* **Try it**: Show only those lines of the entries where the string "youtube" is found.

* **Supplied material**:

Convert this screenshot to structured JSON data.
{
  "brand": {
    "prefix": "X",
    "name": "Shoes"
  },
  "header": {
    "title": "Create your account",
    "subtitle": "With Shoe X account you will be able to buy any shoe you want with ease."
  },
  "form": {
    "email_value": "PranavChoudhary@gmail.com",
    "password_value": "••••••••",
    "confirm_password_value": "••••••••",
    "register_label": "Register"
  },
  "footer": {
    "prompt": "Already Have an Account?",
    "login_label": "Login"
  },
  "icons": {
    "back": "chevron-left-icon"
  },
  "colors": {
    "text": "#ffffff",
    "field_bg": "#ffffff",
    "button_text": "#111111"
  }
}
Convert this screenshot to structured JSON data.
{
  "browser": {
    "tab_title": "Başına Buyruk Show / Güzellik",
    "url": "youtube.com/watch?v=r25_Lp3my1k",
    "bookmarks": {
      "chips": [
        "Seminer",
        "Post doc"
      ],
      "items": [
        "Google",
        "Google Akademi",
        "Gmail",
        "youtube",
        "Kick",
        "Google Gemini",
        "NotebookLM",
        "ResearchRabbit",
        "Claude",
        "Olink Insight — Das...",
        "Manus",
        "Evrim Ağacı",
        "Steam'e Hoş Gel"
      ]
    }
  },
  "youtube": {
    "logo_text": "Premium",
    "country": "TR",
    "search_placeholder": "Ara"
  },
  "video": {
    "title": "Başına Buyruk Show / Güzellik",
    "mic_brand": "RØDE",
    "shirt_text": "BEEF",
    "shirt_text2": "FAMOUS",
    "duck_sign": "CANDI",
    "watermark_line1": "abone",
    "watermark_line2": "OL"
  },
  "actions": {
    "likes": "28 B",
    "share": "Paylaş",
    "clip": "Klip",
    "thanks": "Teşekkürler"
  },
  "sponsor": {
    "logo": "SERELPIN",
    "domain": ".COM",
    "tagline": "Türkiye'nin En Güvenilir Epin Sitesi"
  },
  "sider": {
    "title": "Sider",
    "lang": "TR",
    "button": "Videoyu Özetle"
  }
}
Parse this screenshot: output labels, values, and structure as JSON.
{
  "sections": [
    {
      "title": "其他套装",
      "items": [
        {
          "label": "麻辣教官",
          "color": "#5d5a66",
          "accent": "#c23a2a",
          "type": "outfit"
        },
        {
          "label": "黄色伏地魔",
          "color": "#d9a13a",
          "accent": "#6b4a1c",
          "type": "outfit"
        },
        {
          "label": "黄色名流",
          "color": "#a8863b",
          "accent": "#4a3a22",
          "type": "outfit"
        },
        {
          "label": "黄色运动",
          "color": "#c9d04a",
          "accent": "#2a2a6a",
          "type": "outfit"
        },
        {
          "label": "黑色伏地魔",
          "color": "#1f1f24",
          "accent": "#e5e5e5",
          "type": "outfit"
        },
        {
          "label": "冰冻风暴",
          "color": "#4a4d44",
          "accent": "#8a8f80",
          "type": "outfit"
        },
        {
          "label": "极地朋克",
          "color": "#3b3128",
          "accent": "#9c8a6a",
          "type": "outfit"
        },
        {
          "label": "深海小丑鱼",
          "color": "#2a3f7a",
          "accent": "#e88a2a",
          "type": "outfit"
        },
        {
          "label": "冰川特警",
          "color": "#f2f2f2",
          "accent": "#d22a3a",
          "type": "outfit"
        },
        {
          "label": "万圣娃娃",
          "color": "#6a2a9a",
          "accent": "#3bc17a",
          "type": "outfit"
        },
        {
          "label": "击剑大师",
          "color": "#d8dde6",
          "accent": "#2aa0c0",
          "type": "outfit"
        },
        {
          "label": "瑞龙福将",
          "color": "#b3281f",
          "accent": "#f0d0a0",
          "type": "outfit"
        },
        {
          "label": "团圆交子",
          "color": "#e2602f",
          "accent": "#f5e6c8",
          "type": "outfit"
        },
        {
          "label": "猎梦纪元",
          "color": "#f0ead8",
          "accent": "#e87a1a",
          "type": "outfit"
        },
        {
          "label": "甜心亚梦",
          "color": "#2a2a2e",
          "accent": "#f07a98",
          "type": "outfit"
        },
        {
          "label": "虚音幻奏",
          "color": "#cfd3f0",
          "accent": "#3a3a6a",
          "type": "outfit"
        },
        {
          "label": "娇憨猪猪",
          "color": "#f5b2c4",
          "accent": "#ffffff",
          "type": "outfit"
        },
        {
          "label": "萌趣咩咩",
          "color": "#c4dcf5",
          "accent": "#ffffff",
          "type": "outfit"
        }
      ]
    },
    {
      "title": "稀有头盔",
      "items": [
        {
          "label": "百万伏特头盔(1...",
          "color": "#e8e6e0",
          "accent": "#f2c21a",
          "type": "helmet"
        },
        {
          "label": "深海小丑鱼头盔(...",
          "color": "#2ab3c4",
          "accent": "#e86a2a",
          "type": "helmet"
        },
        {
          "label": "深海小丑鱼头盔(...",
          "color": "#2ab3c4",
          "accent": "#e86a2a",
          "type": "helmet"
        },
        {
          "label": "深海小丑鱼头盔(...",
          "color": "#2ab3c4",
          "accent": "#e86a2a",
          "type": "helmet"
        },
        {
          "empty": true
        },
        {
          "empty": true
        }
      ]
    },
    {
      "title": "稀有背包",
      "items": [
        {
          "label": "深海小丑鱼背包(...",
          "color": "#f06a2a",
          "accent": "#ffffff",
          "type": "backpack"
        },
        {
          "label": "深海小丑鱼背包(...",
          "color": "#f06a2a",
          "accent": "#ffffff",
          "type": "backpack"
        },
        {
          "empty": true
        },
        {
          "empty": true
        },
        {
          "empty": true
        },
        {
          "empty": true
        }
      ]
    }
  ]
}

* **Result**:
    "url": "youtube.com/watch?v=r25_Lp3my1k",
        "youtube",
  "youtube": {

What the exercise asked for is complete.